Could you filter the records below and keep only the lines with the word "JSON"?

START Working data

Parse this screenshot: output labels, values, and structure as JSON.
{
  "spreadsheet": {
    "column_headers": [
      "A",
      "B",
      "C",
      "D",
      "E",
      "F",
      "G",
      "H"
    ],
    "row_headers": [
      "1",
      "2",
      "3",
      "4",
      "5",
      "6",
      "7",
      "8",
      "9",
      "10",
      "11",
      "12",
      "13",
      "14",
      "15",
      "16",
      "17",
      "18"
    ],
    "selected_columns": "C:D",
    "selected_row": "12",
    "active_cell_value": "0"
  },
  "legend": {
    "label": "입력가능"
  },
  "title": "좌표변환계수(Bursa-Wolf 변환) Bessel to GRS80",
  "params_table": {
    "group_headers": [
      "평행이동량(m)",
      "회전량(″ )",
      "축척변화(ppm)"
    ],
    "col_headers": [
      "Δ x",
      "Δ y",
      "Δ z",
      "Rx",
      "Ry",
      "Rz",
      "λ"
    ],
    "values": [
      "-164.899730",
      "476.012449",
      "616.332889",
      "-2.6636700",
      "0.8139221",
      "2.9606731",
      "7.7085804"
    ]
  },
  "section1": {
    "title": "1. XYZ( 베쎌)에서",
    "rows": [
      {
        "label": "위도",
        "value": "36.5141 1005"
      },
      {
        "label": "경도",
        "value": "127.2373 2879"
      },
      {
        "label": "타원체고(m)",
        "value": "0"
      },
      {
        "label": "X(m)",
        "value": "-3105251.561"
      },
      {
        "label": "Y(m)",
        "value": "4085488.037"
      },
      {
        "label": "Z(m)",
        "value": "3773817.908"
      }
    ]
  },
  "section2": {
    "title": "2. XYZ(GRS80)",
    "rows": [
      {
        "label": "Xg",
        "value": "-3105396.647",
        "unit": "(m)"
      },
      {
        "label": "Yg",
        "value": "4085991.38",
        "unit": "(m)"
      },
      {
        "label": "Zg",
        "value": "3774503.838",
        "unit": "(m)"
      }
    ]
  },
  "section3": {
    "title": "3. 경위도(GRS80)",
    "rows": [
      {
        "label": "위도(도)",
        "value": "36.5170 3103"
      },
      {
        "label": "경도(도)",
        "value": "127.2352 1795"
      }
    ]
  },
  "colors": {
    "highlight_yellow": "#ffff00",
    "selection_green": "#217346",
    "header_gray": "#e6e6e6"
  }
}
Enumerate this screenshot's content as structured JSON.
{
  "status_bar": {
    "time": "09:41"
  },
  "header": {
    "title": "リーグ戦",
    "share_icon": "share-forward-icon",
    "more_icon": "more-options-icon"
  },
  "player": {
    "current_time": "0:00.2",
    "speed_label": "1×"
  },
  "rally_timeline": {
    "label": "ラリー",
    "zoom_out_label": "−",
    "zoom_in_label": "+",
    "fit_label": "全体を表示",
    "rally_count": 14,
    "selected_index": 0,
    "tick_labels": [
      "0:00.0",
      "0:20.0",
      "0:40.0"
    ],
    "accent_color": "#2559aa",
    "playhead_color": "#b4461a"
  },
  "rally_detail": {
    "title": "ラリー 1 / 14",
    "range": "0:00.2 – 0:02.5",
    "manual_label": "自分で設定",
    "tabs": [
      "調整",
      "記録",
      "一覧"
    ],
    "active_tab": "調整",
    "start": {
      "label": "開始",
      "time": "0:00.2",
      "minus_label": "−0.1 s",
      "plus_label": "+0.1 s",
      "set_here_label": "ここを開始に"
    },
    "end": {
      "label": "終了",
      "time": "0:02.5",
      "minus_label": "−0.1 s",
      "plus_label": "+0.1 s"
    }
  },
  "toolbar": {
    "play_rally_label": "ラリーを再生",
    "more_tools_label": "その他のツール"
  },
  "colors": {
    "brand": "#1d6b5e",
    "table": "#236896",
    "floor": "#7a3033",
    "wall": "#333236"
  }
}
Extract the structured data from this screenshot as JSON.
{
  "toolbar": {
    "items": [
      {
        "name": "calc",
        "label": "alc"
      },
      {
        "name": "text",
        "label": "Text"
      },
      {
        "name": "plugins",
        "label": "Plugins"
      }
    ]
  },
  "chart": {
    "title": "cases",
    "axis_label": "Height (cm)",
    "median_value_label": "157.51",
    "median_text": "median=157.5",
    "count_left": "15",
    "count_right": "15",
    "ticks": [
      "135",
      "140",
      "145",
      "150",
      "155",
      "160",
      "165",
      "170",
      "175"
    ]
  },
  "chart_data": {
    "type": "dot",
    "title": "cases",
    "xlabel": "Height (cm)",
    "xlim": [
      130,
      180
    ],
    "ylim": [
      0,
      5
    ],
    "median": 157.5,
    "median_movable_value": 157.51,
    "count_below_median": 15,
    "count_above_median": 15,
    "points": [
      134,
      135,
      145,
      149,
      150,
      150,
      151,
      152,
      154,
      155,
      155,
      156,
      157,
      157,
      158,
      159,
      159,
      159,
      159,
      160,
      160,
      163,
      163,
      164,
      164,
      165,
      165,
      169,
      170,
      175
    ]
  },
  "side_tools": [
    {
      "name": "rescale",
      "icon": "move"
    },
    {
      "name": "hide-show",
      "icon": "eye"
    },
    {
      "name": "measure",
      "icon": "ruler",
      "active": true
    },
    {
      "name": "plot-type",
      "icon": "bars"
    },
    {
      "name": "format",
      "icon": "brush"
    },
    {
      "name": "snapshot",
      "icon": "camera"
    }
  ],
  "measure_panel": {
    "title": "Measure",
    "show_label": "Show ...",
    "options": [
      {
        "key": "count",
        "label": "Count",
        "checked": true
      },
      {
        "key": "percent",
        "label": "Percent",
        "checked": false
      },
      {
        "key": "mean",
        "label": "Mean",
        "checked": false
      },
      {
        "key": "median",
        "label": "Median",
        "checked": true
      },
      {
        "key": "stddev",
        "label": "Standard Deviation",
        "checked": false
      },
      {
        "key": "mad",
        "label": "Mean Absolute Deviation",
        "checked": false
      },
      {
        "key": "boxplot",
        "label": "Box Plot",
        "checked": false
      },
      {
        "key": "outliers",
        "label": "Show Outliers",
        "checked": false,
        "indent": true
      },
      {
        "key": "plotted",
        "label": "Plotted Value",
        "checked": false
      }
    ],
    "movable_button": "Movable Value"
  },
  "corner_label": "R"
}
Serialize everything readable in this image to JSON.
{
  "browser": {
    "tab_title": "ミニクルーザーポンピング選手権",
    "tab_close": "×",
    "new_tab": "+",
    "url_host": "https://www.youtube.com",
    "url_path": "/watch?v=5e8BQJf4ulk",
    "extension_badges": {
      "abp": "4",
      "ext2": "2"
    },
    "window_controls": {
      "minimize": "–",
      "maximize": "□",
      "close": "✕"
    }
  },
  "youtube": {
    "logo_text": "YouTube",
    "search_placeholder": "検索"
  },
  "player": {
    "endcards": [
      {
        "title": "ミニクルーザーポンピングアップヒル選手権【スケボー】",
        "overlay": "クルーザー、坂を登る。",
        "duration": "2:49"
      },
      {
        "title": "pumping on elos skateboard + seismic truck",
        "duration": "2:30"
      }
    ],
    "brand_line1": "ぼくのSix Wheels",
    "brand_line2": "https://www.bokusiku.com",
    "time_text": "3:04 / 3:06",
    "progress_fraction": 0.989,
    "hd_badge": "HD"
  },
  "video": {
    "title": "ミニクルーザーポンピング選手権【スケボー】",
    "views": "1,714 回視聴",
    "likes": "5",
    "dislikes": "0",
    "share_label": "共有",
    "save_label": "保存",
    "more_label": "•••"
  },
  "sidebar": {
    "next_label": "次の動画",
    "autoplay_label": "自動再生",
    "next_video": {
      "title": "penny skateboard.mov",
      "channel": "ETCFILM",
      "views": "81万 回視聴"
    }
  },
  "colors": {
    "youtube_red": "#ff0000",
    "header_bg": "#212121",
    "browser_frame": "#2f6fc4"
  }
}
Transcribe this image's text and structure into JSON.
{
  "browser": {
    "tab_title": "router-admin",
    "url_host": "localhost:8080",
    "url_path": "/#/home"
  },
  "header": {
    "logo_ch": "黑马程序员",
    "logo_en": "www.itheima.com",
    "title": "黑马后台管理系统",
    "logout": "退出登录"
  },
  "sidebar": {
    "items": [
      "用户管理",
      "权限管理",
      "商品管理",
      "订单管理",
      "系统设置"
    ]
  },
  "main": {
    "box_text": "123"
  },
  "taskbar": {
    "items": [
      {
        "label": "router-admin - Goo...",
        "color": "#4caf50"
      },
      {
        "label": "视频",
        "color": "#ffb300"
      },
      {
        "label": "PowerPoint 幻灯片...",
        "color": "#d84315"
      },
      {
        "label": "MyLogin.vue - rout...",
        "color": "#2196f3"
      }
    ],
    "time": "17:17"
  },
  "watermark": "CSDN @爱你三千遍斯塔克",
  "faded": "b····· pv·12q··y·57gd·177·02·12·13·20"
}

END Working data

[Answer to this exercise]:
Parse this screenshot: output labels, values, and structure as JSON.
Enumerate this screenshot's content as structured JSON.
Extract the structured data from this screenshot as JSON.
Serialize everything readable in this image to JSON.
Transcribe this image's text and structure into JSON.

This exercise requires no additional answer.